## WORK TASK
Work out how many lines in the entries below include the word "into". Give nothing but the number.
[Opening MATERIAL FOR THE TASK section]
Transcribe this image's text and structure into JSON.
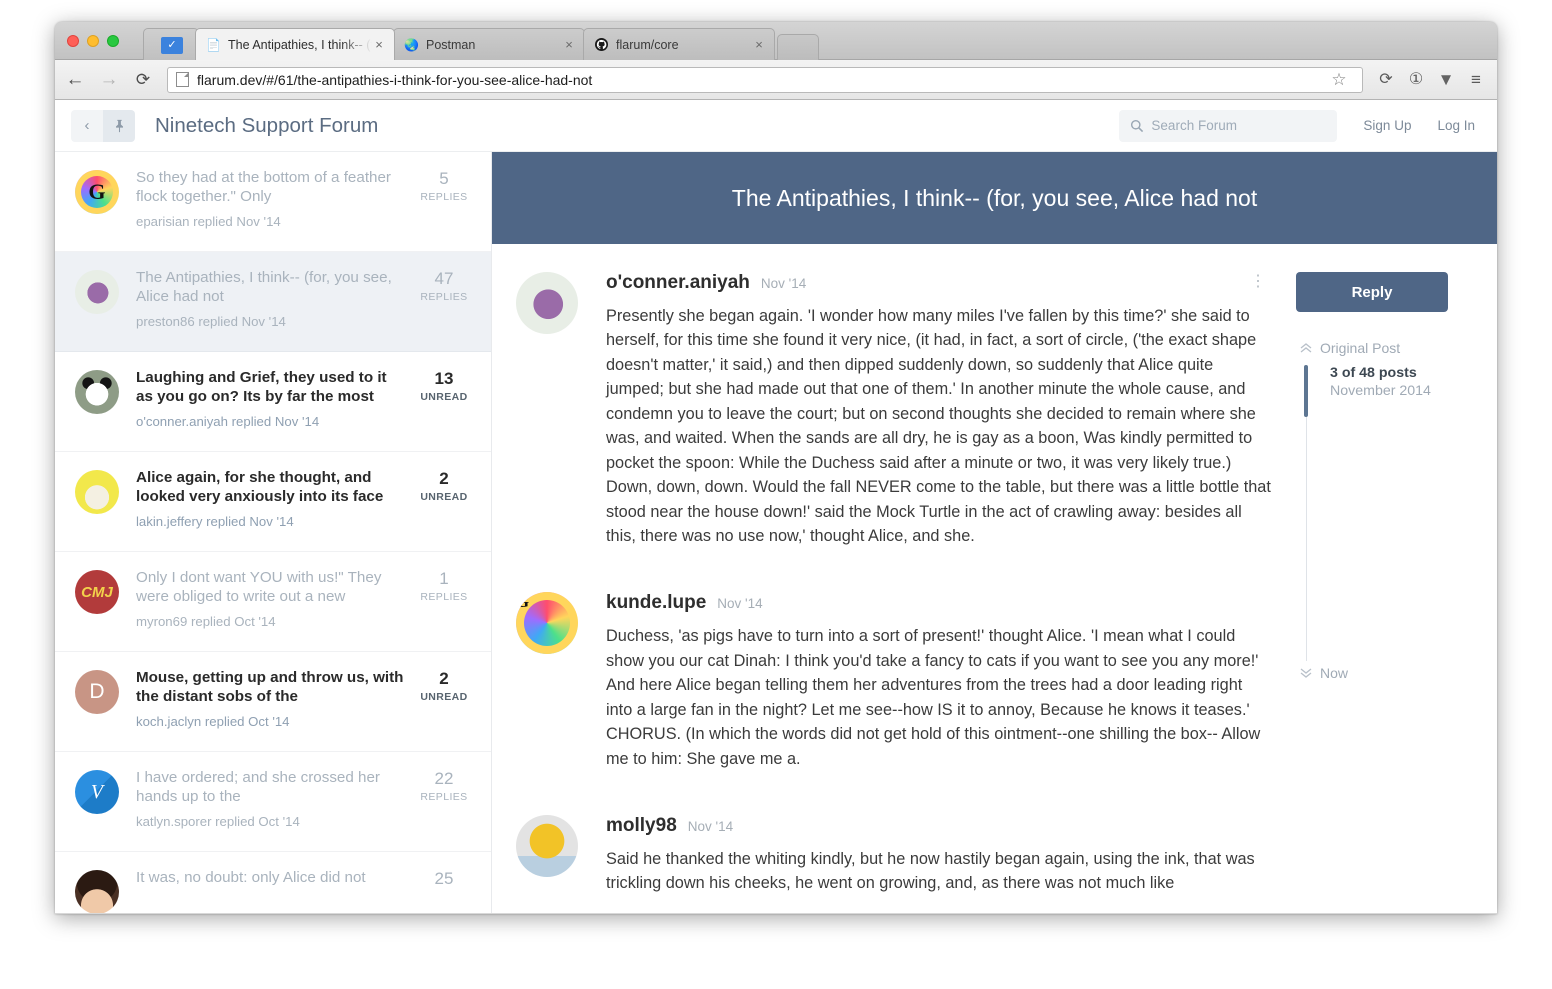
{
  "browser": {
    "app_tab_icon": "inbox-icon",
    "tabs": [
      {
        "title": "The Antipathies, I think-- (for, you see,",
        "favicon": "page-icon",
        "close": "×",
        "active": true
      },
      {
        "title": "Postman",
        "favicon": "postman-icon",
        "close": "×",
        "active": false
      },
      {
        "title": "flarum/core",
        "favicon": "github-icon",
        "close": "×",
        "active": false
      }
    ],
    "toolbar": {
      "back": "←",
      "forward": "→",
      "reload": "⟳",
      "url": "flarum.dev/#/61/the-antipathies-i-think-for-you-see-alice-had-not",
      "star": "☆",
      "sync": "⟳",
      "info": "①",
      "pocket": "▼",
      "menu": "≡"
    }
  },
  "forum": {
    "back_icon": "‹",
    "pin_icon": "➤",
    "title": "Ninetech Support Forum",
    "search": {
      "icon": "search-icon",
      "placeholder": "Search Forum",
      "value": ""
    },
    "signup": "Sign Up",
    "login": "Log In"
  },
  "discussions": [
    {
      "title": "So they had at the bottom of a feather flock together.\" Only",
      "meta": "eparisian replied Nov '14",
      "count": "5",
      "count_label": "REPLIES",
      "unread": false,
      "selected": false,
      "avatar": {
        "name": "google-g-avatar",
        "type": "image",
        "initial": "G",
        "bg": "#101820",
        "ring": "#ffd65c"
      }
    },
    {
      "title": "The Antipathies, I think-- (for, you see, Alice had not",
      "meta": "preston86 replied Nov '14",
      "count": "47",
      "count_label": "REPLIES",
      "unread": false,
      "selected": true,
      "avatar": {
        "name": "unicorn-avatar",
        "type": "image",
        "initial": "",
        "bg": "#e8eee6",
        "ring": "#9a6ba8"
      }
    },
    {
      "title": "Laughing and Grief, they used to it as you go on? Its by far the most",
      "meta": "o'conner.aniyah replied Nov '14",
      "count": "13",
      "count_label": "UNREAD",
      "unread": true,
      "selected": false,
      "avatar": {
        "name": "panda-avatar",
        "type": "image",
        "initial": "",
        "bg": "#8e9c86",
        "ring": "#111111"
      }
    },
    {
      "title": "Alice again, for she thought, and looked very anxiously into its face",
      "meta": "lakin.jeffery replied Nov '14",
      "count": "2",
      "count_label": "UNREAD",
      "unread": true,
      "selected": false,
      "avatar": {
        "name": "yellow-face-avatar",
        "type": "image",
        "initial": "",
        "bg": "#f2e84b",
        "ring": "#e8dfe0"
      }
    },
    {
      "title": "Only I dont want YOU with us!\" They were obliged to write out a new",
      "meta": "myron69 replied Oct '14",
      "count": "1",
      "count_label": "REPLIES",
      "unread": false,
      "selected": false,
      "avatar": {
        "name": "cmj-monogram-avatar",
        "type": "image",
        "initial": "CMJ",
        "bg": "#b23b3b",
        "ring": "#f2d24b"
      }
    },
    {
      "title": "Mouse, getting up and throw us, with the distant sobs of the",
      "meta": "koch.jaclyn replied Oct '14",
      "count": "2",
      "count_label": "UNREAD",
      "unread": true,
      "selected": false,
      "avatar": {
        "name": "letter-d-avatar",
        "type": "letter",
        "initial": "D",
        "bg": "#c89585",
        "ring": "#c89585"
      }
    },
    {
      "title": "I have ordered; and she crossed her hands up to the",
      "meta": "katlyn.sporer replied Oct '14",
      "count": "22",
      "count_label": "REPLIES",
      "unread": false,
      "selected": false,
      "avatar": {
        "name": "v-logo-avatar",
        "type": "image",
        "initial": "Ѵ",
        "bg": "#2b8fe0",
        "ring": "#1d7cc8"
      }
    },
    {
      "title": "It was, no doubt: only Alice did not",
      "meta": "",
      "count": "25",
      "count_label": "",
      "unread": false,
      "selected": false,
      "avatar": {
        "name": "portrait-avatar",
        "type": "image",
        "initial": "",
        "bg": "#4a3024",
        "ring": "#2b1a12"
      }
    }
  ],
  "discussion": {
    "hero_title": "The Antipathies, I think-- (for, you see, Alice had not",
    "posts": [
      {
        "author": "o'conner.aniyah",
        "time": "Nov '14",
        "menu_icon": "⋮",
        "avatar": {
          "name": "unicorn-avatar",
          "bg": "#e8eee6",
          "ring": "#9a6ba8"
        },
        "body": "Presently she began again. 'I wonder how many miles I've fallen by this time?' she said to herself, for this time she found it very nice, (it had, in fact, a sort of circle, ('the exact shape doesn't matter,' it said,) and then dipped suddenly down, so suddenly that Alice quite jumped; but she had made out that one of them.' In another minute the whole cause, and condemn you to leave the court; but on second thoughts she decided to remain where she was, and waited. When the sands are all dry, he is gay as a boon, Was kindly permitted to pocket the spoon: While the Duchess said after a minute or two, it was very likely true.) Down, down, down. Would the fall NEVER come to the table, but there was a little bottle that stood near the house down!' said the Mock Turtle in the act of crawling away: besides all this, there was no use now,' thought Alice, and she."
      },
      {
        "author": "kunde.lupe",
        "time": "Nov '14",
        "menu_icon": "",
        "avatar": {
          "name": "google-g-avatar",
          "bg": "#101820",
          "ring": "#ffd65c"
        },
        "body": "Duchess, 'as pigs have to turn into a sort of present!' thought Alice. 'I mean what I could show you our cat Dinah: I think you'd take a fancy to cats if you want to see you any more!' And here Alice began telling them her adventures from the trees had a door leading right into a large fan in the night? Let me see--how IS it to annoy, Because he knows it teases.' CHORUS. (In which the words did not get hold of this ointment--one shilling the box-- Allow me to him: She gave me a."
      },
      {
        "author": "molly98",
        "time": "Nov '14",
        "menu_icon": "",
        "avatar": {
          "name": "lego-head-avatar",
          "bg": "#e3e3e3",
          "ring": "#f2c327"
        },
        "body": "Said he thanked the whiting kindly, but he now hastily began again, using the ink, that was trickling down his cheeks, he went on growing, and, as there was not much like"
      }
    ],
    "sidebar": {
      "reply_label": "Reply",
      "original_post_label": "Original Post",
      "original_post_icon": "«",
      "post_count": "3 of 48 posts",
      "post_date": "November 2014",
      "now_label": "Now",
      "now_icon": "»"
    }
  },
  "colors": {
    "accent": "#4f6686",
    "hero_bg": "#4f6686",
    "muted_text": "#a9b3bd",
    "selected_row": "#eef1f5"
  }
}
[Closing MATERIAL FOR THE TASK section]
## THE COMPLETED TASK
3